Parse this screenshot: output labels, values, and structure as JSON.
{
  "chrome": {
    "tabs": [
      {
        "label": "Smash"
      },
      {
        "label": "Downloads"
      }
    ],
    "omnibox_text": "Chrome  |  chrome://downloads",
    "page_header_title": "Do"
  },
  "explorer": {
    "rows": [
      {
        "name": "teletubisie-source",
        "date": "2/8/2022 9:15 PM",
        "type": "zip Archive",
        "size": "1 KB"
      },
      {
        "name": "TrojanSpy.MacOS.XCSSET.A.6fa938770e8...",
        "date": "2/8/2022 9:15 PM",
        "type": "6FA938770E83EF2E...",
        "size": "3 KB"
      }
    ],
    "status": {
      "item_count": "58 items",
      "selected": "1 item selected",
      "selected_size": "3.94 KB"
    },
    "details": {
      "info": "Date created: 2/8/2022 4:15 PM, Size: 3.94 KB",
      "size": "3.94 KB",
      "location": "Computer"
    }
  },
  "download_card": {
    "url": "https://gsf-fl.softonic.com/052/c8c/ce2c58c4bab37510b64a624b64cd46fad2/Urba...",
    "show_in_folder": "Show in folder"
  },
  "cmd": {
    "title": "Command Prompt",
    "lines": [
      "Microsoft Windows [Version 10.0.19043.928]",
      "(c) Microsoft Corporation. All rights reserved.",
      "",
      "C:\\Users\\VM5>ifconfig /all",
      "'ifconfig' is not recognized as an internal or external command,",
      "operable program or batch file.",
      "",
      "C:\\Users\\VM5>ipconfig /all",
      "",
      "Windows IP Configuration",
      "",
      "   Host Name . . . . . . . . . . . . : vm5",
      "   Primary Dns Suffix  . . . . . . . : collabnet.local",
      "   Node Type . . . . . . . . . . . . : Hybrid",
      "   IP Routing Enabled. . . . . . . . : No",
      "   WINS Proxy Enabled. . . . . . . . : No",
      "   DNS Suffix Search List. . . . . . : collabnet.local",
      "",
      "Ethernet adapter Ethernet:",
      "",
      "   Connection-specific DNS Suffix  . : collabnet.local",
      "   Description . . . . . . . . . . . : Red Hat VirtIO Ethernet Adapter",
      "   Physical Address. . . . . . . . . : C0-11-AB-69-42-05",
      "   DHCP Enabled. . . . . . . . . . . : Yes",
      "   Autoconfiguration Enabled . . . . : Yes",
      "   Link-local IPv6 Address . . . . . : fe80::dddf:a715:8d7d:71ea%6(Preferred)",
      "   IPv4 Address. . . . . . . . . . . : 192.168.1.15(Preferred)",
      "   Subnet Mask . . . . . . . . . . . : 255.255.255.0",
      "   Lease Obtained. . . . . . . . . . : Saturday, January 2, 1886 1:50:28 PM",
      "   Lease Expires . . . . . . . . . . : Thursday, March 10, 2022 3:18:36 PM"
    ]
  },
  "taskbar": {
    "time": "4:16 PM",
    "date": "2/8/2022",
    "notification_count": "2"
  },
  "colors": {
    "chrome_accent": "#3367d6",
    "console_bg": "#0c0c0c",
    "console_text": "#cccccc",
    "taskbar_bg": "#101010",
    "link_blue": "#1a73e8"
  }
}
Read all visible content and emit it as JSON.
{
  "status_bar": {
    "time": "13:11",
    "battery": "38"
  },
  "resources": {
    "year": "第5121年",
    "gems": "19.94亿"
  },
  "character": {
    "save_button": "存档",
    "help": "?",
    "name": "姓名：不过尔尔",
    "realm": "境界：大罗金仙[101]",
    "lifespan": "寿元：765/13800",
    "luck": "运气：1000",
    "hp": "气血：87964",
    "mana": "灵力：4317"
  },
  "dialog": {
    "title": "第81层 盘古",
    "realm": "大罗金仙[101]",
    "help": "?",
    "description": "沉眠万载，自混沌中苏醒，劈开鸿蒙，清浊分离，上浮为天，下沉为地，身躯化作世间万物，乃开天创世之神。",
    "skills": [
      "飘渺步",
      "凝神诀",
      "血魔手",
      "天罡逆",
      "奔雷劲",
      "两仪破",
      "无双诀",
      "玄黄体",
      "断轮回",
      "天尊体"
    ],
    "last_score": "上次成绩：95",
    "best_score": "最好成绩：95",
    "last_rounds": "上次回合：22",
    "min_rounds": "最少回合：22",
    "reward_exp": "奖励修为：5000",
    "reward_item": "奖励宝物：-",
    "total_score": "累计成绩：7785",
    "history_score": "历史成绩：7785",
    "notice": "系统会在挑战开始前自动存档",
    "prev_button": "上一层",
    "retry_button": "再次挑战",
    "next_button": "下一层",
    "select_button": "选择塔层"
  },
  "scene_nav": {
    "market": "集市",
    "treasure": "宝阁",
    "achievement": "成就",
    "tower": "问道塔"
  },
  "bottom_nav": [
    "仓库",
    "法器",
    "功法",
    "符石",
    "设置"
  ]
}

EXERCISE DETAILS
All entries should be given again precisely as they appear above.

RESPONSE TO THE EXERCISE
Parse this screenshot: output labels, values, and structure as JSON.
{
  "chrome": {
    "tabs": [
      {
        "label": "Smash"
      },
      {
        "label": "Downloads"
      }
    ],
    "omnibox_text": "Chrome  |  chrome://downloads",
    "page_header_title": "Do"
  },
  "explorer": {
    "rows": [
      {
        "name": "teletubisie-source",
        "date": "2/8/2022 9:15 PM",
        "type": "zip Archive",
        "size": "1 KB"
      },
      {
        "name": "TrojanSpy.MacOS.XCSSET.A.6fa938770e8...",
        "date": "2/8/2022 9:15 PM",
        "type": "6FA938770E83EF2E...",
        "size": "3 KB"
      }
    ],
    "status": {
      "item_count": "58 items",
      "selected": "1 item selected",
      "selected_size": "3.94 KB"
    },
    "details": {
      "info": "Date created: 2/8/2022 4:15 PM, Size: 3.94 KB",
      "size": "3.94 KB",
      "location": "Computer"
    }
  },
  "download_card": {
    "url": "https://gsf-fl.softonic.com/052/c8c/ce2c58c4bab37510b64a624b64cd46fad2/Urba...",
    "show_in_folder": "Show in folder"
  },
  "cmd": {
    "title": "Command Prompt",
    "lines": [
      "Microsoft Windows [Version 10.0.19043.928]",
      "(c) Microsoft Corporation. All rights reserved.",
      "",
      "C:\\Users\\VM5>ifconfig /all",
      "'ifconfig' is not recognized as an internal or external command,",
      "operable program or batch file.",
      "",
      "C:\\Users\\VM5>ipconfig /all",
      "",
      "Windows IP Configuration",
      "",
      "   Host Name . . . . . . . . . . . . : vm5",
      "   Primary Dns Suffix  . . . . . . . : collabnet.local",
      "   Node Type . . . . . . . . . . . . : Hybrid",
      "   IP Routing Enabled. . . . . . . . : No",
      "   WINS Proxy Enabled. . . . . . . . : No",
      "   DNS Suffix Search List. . . . . . : collabnet.local",
      "",
      "Ethernet adapter Ethernet:",
      "",
      "   Connection-specific DNS Suffix  . : collabnet.local",
      "   Description . . . . . . . . . . . : Red Hat VirtIO Ethernet Adapter",
      "   Physical Address. . . . . . . . . : C0-11-AB-69-42-05",
      "   DHCP Enabled. . . . . . . . . . . : Yes",
      "   Autoconfiguration Enabled . . . . : Yes",
      "   Link-local IPv6 Address . . . . . : fe80::dddf:a715:8d7d:71ea%6(Preferred)",
      "   IPv4 Address. . . . . . . . . . . : 192.168.1.15(Preferred)",
      "   Subnet Mask . . . . . . . . . . . : 255.255.255.0",
      "   Lease Obtained. . . . . . . . . . : Saturday, January 2, 1886 1:50:28 PM",
      "   Lease Expires . . . . . . . . . . : Thursday, March 10, 2022 3:18:36 PM"
    ]
  },
  "taskbar": {
    "time": "4:16 PM",
    "date": "2/8/2022",
    "notification_count": "2"
  },
  "colors": {
    "chrome_accent": "#3367d6",
    "console_bg": "#0c0c0c",
    "console_text": "#cccccc",
    "taskbar_bg": "#101010",
    "link_blue": "#1a73e8"
  }
}
Read all visible content and emit it as JSON.
{
  "status_bar": {
    "time": "13:11",
    "battery": "38"
  },
  "resources": {
    "year": "第5121年",
    "gems": "19.94亿"
  },
  "character": {
    "save_button": "存档",
    "help": "?",
    "name": "姓名：不过尔尔",
    "realm": "境界：大罗金仙[101]",
    "lifespan": "寿元：765/13800",
    "luck": "运气：1000",
    "hp": "气血：87964",
    "mana": "灵力：4317"
  },
  "dialog": {
    "title": "第81层 盘古",
    "realm": "大罗金仙[101]",
    "help": "?",
    "description": "沉眠万载，自混沌中苏醒，劈开鸿蒙，清浊分离，上浮为天，下沉为地，身躯化作世间万物，乃开天创世之神。",
    "skills": [
      "飘渺步",
      "凝神诀",
      "血魔手",
      "天罡逆",
      "奔雷劲",
      "两仪破",
      "无双诀",
      "玄黄体",
      "断轮回",
      "天尊体"
    ],
    "last_score": "上次成绩：95",
    "best_score": "最好成绩：95",
    "last_rounds": "上次回合：22",
    "min_rounds": "最少回合：22",
    "reward_exp": "奖励修为：5000",
    "reward_item": "奖励宝物：-",
    "total_score": "累计成绩：7785",
    "history_score": "历史成绩：7785",
    "notice": "系统会在挑战开始前自动存档",
    "prev_button": "上一层",
    "retry_button": "再次挑战",
    "next_button": "下一层",
    "select_button": "选择塔层"
  },
  "scene_nav": {
    "market": "集市",
    "treasure": "宝阁",
    "achievement": "成就",
    "tower": "问道塔"
  },
  "bottom_nav": [
    "仓库",
    "法器",
    "功法",
    "符石",
    "设置"
  ]
}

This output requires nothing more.